By: Troy Harrison
Testimonials are the very best marketing materials you have, bar none. I truly don’t care how good your marketing department is, how much you invest in marketing materials, etc. You will never have a better marketing piece than a testimonial from a happy customer. The trouble is that most salespeople don’t know how to get a testimonial.
That’s because a testimonial allows a prospective customer to see you through THEIR eyes – and that bridges the credibility gap. That’s the hardest thing to do when attracting new customers. So, with that in mind, I’m going to talk about a few ways to get testimonials, and show you a very recent example of the easiest way to get them.
Testimonials used to be hard to get. You had to ask your customer to write a letter on their letterhead, and sometimes they would and sometimes they wouldn’t. Even your happiest customers sometimes don’t take time to write a testimonial letter; they just get busy and it gets pushed to the bottom of the stack. Technology makes testimonials a lot easier to get. Here is how to get a testimonial in three methods, from toughest to easiest:
- The old school. Yes, you can still ask for the testimonial letter. And your odds of getting one are roughly the same as they always have been – about 50/50 if the customer is truly happy. Those aren’t bad odds and if you ask enough customers, you’re going to get one.
- The LinkedIn recommendation. Easier than the testimonial is the LinkedIn recommendation. The Recommendations section is, fortunately, one thing that LinkedIn has left in their free option (thus far), and I like it a lot. It’s pretty simple to use. Here’s LinkedIn’s tutorial on getting them. NOTE: Do not confuse LinkedIn “endorsements” with LinkedIn RECOMMENDATIONS. Their “endorsement” section is meaningless – it just asks people to check boxes. I have endorsements for things that I don’t do and have never done.
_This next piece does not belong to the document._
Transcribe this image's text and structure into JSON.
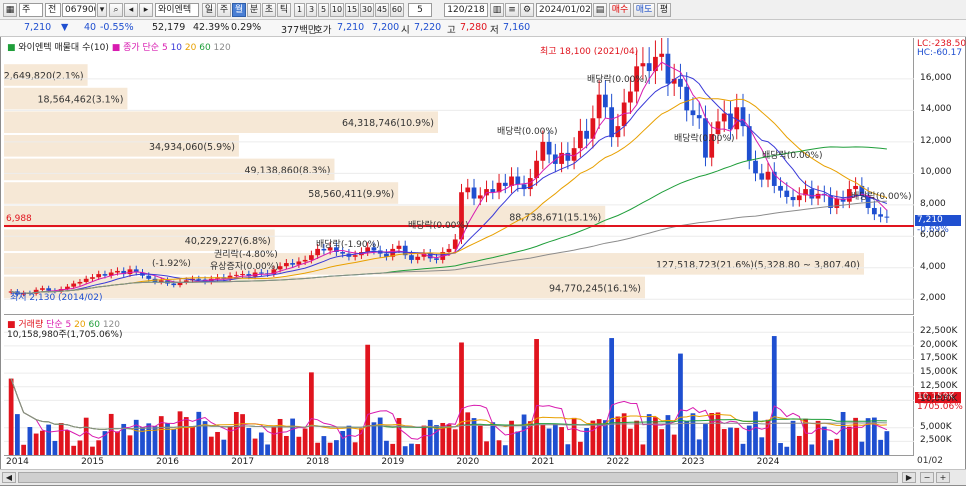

- The video testimonial. Now we’re talking! This is one way you can really make tech work for you. When you’re meeting with customers, they have a tendency to say a lot of nice things about you. Wouldn’t it be great if prospects could see and hear them do it? You have a smartphone, right? All you have to do is ask the customer to say those things, again, on video. Explain to them why. My favorite way is to say, “I really appreciate that. You know, one way that I attract new customers is through comments like that from customers like you. Would you mind repeating those great words on video?” The vast majority of customers will be happy to do so. Then you turn on your video camera on your phone and record them.You can either just ask them to repeat what they said, or even do a little interview with them. I had just such an opportunity yesterday after a Sales Audit with Excel Linen and the raw video is below. The reason I left it raw, rather than editing out some of it (for instance, me asking questions), is that I wanted you to see how the process works. It’s easy. In fact, I probably didn’t do as good a job on this one as I could have; few of my clients are local these days, so I am a bit out of practice on face to face testimonial gathering. Still, when opportunity knocks, you answer.Wait, you’re saying that most of your sales calls are video and not face to face, so this won’t work? Sure it will. All major video conferencing platforms have an option to record. Record your conversation and then download it and convert it into a video you can use. Make the tech work FOR you, not against you.
Once you have a testimonial, USE IT. Post about your recommendations on LinkedIn. Splash the video all over social media. Have them handy on your phone to show your customers. And don’t think that a testimonial on one platform has to stay there. Transcribe video comments and put them in text form on your website. Take a LinkedIn recommendation and use it as a video frame. Once people have said how awesome you are, for the record, you have a duty to USE IT!
Now go get some testimonials. Here’s my video.